**How to complete this task:** Scan the entries below for the word "JSON". Copy each line that has it.

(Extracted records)
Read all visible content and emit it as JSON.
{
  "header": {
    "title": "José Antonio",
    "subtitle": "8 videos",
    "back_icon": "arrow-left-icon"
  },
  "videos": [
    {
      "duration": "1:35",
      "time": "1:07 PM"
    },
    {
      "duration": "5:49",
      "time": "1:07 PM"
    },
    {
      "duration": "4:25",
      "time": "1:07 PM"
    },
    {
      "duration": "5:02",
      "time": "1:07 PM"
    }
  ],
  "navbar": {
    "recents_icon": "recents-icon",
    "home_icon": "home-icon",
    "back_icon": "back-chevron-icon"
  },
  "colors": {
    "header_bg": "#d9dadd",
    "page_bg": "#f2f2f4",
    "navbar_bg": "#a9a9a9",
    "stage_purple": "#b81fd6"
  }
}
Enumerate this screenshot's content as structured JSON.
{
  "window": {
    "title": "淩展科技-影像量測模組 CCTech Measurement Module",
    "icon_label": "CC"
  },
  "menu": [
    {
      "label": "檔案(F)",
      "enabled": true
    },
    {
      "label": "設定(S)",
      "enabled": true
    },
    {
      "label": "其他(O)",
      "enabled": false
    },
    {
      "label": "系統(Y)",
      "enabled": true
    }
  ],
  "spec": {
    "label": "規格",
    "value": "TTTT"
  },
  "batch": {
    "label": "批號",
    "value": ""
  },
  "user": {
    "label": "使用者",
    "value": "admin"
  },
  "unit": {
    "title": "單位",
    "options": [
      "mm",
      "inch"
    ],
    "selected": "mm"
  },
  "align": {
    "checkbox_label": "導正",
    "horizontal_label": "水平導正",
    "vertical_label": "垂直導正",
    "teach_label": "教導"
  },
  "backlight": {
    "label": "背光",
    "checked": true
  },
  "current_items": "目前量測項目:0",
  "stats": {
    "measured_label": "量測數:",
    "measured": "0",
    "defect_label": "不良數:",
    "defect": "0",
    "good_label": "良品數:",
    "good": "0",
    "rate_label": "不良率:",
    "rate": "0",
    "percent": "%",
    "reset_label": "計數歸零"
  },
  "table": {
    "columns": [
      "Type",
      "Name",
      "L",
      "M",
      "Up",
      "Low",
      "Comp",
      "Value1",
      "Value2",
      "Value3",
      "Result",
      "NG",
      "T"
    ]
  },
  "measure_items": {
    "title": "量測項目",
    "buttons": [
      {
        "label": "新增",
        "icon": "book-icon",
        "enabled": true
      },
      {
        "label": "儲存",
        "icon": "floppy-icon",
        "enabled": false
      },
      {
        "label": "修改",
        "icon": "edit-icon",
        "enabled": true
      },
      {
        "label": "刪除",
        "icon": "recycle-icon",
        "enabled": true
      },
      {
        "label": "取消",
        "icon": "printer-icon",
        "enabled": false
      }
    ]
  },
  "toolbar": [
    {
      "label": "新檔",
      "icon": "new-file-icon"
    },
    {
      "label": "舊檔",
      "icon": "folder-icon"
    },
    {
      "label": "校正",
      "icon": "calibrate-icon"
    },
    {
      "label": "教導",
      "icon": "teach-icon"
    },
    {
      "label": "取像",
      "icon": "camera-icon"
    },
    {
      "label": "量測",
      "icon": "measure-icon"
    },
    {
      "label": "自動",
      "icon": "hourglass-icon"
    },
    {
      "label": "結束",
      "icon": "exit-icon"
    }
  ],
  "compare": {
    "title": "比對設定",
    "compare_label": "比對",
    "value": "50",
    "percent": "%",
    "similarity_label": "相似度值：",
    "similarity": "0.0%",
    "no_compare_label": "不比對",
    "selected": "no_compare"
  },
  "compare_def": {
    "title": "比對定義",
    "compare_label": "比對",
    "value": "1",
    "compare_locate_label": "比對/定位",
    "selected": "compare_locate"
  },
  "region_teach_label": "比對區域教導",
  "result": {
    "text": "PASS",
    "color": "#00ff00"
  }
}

**Completed exercise:**
Read all visible content and emit it as JSON.
Enumerate this screenshot's content as structured JSON.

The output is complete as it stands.